+ Robert Wurst said...

What we will look like down the pike if these things continue? The answer is already seen.


Empty churches. No faith. A small remnant.

I don't think I am pessimistic. The road has already been trod.

Anonymous said...

The spiritual formation of LCMS
seminarians is necessary and vital
to the health of Lutheranism. Yet,
it is only given lip-service in
reality. Most married students live
off campus and commute to classes.
They may attend chapel services
depending on class schedules. Second
career students have families to
support and work 20-25 hour a week

My point is this: Chapel services
and campus fellowship are not
really cutting it for any spiritual
formation. What is needed is some
required class room courses on the
formation of the pastor's spiritual
life in the Lutheran tradition.
Each seminarian should be assigned
a mentor from the faculty during
their first 2 years at the Sem.
This mentor could be a big help
in spiritual formation for the
pastoral ministry.

Paul said...

Just wondering how far down the road you see that train wreck coming? Divided congregations cannot continue forever, either.

Anonymous said...

To say in 2011, that LCMS still has
"Worship Wars" is probably passe.
There might be some minor battles
here and there, but the majority of
our congregations offer the Divine
Service every Sunday. Contemporary
Worship is no longer on the hot
button issue list in our Synod.
Some still like to beat it like a
dead horse, but the worship wars
are over in Missouri Synod.

Anonymous said...

Worship wars are over? Tell that to the vast majority of very large LCMS congregations where contemporary worship and music are still the norm. I bet that a very significant number of the people in LCMS congregations on Sunday morning worship in a contemporary worship and music service.

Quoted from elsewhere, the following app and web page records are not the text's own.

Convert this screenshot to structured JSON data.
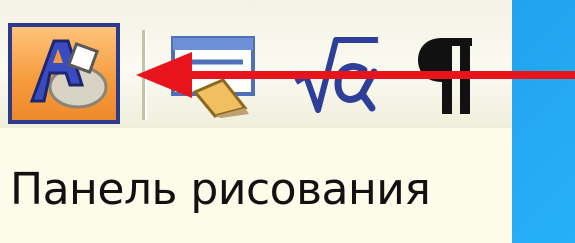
{
  "toolbar": {
    "buttons": [
      {
        "icon": "drawing-icon",
        "state": "pressed"
      },
      {
        "icon": "text-box-icon"
      },
      {
        "icon": "equation-icon"
      },
      {
        "icon": "pilcrow-icon"
      }
    ]
  },
  "caption": {
    "text": "Панель рисования"
  },
  "colors": {
    "background": "#1e9cec",
    "arrow": "#e8141c",
    "panel": "#fdfbe9",
    "pressed_border": "#2b3a8a"
  }
}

Weslie O said...

Anonymous #1 -

As a current seminarian (vicar for Fort Wayne), I'll say that, in part, what you suggest does happen. Prof. Pless has his students read phenomenal resources in this category the first two years of Field Education, which are required classes.

Additionally, all students are assigned advisors, who aren't merely academic advisors. I know I could have talked to my advisor, Kantor Resch, about anything, and he would have (and was!) available to meet outside of class. This goes for almost any professor.

In a way, though, you are right. Many guys don't attend chapel regularly. I was one my first year, and I highly regret it. What is the answer? Required chapel attendance? Put another way: required piety? I'd be hesitant to go down that road. I do think, though, that it is reasonable for the seminary to discuss with an individual student WHY, as an aspiring pastor, he isn't interested in attending chapel (understanding that sometimes one can't make it). That is the bigger question.

What should be kept in mind is that seminary is a four year "formation." I don't think any guy, even the "really good ones", don't have their piety shaped during their time on campus. I think it's best to give it time. Maturity comes in leaps and bound during the first two years and especially on vicarage. The other issue could be one to discuss in placement interviews or even during the theological interview.

Pastor Peters said...

When I was in Synodical college, chapel attendance was taken and you received a visit from a Dean if you missed more than once.